─── DATA TO EXAMINE

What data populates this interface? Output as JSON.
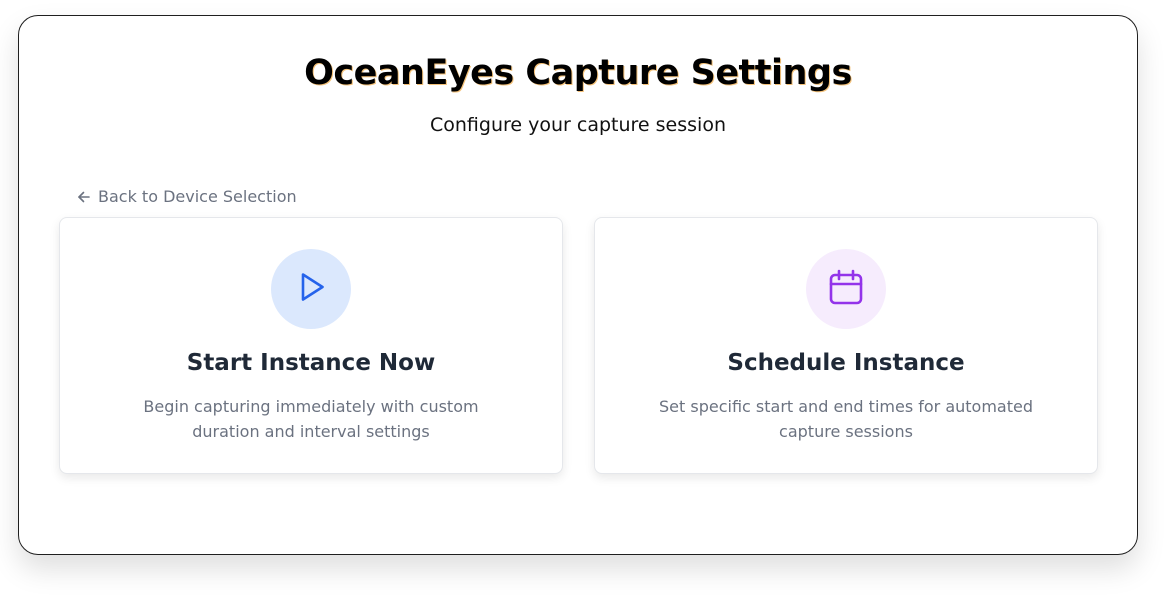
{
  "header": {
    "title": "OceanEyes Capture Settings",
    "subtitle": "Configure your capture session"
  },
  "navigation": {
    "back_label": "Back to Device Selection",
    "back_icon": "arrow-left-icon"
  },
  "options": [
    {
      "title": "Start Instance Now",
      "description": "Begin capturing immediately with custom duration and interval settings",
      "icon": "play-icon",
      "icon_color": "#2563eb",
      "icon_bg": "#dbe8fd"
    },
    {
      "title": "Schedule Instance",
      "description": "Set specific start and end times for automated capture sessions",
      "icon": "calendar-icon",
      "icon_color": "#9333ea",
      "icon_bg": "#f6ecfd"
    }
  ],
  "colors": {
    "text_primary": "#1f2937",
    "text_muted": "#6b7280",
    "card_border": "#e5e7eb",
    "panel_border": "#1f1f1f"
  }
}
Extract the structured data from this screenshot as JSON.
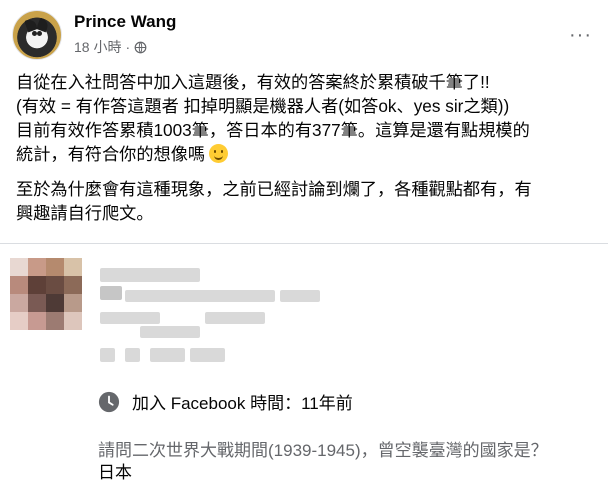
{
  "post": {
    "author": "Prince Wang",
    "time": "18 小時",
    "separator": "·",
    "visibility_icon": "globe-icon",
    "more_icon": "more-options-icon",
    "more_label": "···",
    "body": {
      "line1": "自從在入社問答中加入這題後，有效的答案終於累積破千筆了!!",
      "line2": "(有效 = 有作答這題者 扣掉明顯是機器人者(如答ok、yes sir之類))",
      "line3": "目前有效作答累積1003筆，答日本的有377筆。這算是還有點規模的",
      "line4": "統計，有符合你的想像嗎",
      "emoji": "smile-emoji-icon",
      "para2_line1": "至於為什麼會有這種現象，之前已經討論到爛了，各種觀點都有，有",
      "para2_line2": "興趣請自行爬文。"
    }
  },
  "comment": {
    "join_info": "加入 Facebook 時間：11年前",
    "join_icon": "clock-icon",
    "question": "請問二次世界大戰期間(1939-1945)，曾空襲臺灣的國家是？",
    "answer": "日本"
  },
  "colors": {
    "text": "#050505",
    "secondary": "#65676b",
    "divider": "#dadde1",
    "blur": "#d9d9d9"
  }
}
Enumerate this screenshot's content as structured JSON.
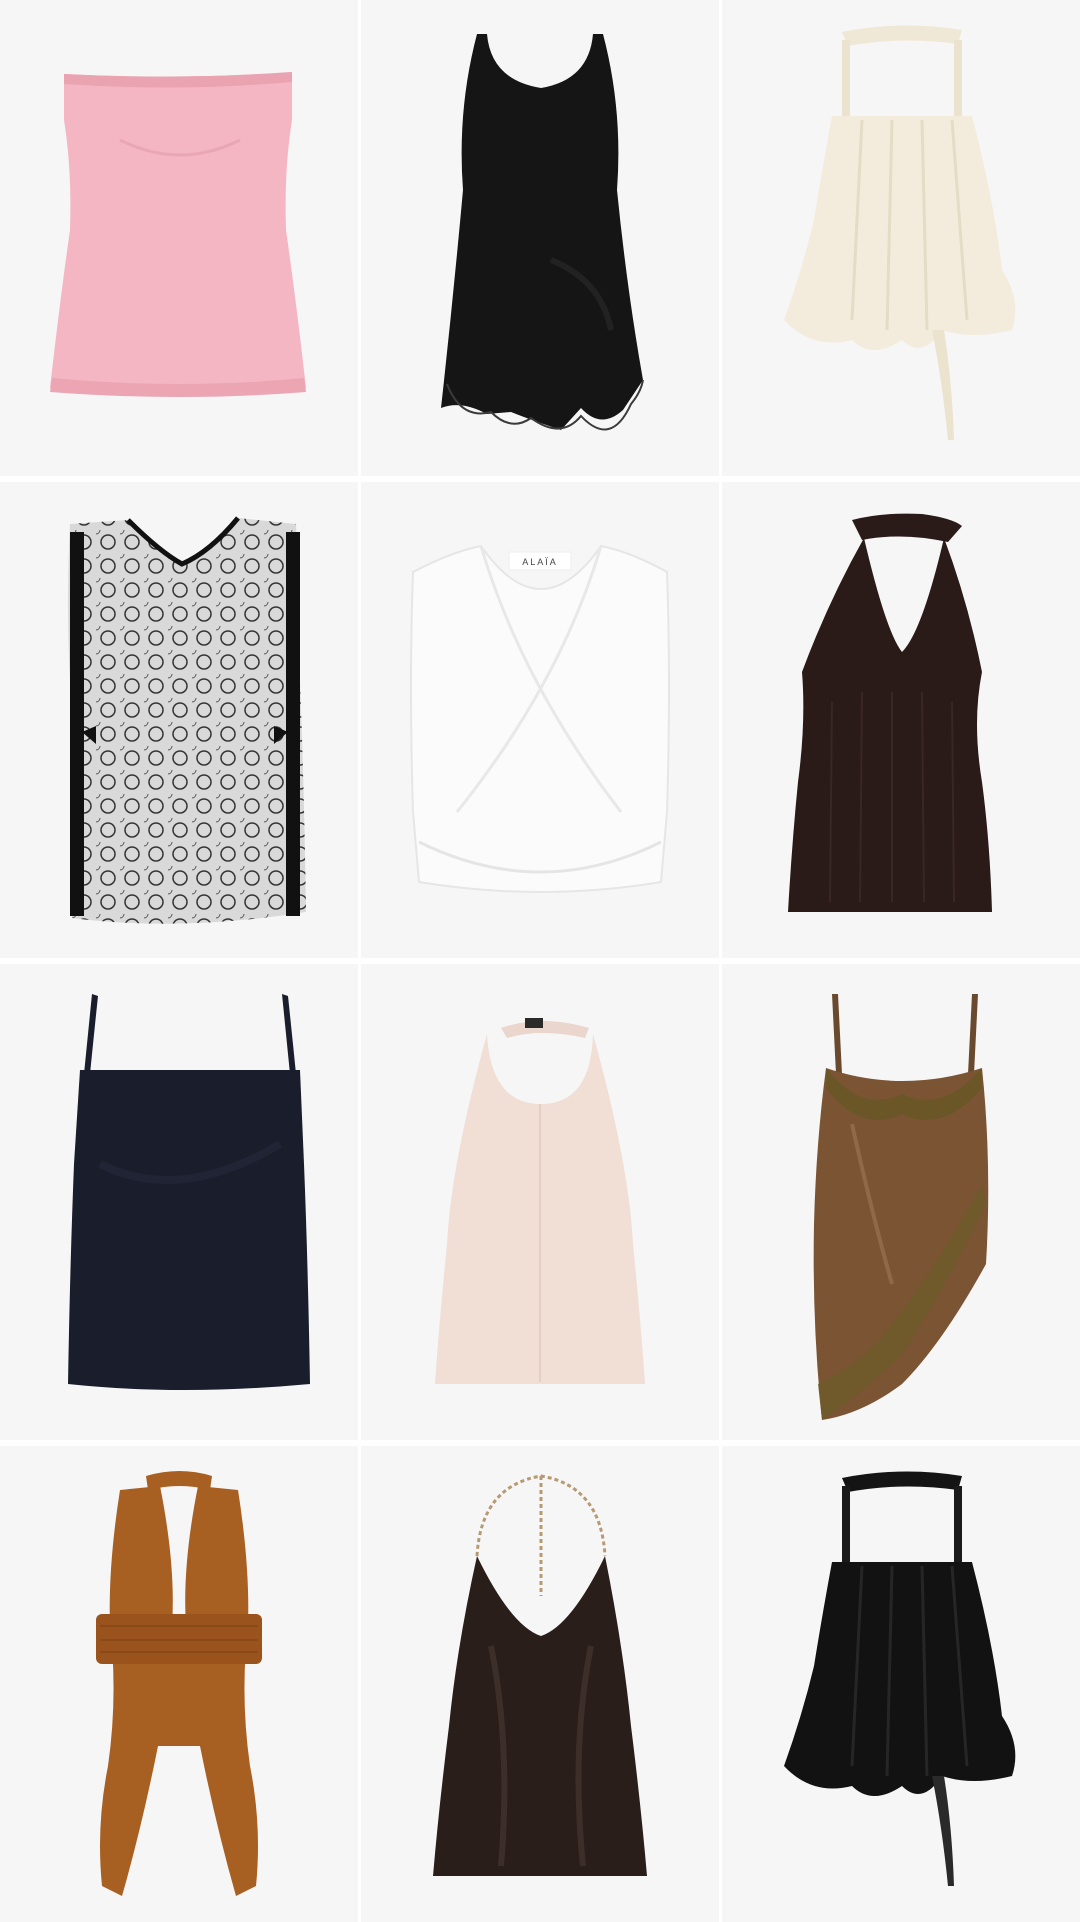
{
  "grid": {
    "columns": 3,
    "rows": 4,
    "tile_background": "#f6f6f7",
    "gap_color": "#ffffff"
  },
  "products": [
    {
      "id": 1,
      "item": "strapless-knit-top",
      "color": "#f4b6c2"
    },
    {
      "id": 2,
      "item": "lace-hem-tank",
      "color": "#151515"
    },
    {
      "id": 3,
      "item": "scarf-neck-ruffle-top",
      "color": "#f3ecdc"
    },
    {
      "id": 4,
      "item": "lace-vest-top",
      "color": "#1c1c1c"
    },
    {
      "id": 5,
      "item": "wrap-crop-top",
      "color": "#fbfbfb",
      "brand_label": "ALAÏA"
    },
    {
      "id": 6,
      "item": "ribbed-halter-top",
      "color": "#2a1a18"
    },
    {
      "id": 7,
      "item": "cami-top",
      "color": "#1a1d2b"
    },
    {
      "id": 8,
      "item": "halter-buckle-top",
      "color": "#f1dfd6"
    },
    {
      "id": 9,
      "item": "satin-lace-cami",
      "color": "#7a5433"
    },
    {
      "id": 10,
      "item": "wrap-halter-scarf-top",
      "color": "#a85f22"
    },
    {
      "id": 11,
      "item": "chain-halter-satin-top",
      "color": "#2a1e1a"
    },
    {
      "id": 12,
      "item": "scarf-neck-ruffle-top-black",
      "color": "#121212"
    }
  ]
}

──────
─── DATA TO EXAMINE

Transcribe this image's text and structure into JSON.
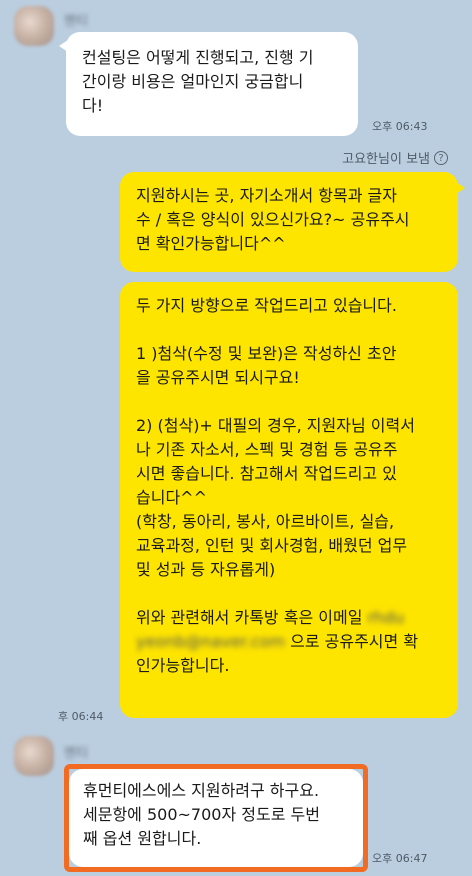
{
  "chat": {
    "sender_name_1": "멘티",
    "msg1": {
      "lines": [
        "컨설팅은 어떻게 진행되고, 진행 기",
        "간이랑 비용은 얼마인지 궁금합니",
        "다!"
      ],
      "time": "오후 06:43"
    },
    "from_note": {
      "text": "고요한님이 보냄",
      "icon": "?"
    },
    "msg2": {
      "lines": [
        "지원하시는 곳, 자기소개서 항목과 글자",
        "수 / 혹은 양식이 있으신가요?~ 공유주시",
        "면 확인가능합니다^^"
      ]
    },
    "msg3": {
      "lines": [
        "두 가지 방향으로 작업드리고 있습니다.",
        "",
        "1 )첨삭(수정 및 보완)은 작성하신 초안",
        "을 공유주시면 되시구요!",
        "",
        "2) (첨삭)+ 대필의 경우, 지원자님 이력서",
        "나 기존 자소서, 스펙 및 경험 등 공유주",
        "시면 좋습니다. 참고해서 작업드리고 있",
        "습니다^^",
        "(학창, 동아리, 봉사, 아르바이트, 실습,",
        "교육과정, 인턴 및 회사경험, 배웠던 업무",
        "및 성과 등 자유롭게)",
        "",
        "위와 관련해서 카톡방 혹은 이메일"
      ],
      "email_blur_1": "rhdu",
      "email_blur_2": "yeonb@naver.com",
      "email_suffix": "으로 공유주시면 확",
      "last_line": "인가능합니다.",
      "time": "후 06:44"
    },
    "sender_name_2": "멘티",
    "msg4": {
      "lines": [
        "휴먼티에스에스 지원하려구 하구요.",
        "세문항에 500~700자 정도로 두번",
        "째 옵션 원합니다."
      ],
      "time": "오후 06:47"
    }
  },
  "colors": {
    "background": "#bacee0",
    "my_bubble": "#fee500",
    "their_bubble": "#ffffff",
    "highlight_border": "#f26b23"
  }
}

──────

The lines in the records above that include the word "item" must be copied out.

      "item": "strapless-knit-top",
      "item": "lace-hem-tank",
      "item": "scarf-neck-ruffle-top",
      "item": "lace-vest-top",
      "item": "wrap-crop-top",
      "item": "ribbed-halter-top",
      "item": "cami-top",
      "item": "halter-buckle-top",
      "item": "satin-lace-cami",
      "item": "wrap-halter-scarf-top",
      "item": "chain-halter-satin-top",
      "item": "scarf-neck-ruffle-top-black",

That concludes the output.